--- Requirement ---
Which lines below hold the word "JSON"? Report each one.
________________
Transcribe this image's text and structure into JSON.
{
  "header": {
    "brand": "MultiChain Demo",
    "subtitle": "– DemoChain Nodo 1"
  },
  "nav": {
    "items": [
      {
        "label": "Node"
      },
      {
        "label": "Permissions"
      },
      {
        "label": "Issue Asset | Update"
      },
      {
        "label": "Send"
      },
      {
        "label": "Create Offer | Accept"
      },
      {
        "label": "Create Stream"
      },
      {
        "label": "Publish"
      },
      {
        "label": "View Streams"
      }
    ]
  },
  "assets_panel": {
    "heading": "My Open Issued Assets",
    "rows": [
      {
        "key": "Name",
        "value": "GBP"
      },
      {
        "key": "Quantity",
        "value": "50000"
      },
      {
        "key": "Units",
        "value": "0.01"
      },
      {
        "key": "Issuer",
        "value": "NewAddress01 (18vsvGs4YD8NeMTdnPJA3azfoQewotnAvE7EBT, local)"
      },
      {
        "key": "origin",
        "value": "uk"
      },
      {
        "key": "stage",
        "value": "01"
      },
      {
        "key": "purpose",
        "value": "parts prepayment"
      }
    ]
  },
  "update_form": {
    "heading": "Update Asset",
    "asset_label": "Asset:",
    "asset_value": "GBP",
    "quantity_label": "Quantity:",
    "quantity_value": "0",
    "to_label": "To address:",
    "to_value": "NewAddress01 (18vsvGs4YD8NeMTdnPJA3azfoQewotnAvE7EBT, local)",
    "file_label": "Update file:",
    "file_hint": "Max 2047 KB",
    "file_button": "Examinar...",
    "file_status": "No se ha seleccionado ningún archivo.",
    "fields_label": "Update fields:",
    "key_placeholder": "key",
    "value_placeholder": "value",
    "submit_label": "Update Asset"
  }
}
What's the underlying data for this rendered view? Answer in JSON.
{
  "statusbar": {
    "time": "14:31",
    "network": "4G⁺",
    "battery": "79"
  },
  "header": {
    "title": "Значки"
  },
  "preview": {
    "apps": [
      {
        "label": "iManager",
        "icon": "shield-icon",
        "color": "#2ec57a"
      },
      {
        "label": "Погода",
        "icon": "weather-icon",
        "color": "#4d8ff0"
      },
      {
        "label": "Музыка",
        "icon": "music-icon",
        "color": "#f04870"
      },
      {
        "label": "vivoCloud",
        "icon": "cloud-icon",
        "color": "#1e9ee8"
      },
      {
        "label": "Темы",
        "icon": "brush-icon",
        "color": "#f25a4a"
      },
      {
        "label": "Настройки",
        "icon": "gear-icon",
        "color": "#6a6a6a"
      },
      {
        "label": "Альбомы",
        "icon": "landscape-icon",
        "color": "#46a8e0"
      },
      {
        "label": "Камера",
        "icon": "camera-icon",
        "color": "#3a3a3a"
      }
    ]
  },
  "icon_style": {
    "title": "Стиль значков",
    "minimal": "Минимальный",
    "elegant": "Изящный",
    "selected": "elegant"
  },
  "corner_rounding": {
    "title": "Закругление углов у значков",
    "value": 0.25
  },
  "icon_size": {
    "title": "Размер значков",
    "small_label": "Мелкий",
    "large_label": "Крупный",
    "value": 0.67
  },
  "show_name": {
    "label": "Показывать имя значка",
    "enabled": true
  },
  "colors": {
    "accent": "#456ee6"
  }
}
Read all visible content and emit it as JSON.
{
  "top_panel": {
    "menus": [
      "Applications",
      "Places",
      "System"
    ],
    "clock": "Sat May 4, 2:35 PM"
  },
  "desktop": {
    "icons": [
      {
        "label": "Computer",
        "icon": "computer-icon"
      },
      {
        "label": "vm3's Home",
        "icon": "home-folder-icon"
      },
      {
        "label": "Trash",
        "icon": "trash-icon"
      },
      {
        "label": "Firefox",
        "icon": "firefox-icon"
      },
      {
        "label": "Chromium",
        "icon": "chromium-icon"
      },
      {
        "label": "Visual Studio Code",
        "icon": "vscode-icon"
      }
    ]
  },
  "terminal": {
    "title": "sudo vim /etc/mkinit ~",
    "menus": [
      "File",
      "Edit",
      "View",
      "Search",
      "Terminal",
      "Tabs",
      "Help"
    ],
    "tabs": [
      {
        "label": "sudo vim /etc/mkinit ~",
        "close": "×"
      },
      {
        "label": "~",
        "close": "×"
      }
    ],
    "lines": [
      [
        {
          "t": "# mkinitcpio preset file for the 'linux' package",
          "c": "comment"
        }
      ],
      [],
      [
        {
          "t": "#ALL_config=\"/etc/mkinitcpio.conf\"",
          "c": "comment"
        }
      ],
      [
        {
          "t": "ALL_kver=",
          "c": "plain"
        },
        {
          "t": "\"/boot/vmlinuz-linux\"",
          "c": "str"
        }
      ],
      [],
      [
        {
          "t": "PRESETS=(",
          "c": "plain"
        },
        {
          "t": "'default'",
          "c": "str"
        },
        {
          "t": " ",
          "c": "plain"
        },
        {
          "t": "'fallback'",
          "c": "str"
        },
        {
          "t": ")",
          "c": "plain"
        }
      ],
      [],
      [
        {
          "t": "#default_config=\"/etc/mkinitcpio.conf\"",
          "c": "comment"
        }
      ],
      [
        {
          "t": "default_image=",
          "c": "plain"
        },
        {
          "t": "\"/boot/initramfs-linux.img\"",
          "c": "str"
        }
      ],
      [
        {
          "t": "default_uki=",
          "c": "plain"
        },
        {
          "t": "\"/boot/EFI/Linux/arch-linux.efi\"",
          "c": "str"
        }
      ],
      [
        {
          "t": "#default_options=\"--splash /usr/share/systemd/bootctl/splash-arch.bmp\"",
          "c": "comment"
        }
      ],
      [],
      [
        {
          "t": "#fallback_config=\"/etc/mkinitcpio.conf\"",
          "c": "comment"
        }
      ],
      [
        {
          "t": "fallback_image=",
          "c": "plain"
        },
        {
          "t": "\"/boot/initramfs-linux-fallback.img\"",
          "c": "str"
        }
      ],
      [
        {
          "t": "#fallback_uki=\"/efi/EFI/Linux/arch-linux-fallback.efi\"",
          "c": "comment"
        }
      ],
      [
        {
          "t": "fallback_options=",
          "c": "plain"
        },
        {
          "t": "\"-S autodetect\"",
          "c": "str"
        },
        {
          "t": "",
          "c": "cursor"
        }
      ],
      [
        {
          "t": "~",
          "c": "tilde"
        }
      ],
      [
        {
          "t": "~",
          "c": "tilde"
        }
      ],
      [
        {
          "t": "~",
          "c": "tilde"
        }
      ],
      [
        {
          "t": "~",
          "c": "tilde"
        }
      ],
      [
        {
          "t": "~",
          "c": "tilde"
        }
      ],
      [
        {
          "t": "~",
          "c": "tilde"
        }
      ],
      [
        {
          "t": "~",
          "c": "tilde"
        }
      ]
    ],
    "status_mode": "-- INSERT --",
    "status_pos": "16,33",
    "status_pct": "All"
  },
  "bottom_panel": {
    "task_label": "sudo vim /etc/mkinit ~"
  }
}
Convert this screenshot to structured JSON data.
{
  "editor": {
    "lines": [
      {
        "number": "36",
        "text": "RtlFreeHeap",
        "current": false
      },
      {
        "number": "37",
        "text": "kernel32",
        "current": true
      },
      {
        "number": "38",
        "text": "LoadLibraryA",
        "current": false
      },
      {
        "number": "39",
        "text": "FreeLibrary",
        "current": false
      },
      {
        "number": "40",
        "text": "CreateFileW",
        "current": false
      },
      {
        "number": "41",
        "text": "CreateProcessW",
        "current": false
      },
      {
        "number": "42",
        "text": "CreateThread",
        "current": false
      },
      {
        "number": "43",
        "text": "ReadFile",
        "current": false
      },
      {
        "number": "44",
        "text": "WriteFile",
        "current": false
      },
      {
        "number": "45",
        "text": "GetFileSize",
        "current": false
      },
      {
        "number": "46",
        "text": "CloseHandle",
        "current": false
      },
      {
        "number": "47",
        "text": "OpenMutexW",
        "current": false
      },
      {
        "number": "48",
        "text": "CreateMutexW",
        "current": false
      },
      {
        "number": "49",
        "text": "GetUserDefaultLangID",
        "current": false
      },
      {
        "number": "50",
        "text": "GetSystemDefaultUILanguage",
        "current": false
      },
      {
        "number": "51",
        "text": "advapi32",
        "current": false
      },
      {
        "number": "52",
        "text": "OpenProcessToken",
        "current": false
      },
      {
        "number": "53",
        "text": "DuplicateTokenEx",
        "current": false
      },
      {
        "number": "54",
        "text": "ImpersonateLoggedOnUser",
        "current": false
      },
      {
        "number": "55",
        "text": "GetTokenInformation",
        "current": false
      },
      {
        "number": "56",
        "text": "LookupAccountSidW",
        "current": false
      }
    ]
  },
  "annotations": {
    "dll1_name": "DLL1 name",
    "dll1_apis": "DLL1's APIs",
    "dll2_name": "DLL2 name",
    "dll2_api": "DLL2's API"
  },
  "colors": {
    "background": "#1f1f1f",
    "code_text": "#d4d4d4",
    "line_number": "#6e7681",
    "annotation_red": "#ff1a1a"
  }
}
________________
--- Answer to this problem ---
Transcribe this image's text and structure into JSON.
What's the underlying data for this rendered view? Answer in JSON.
Read all visible content and emit it as JSON.
Convert this screenshot to structured JSON data.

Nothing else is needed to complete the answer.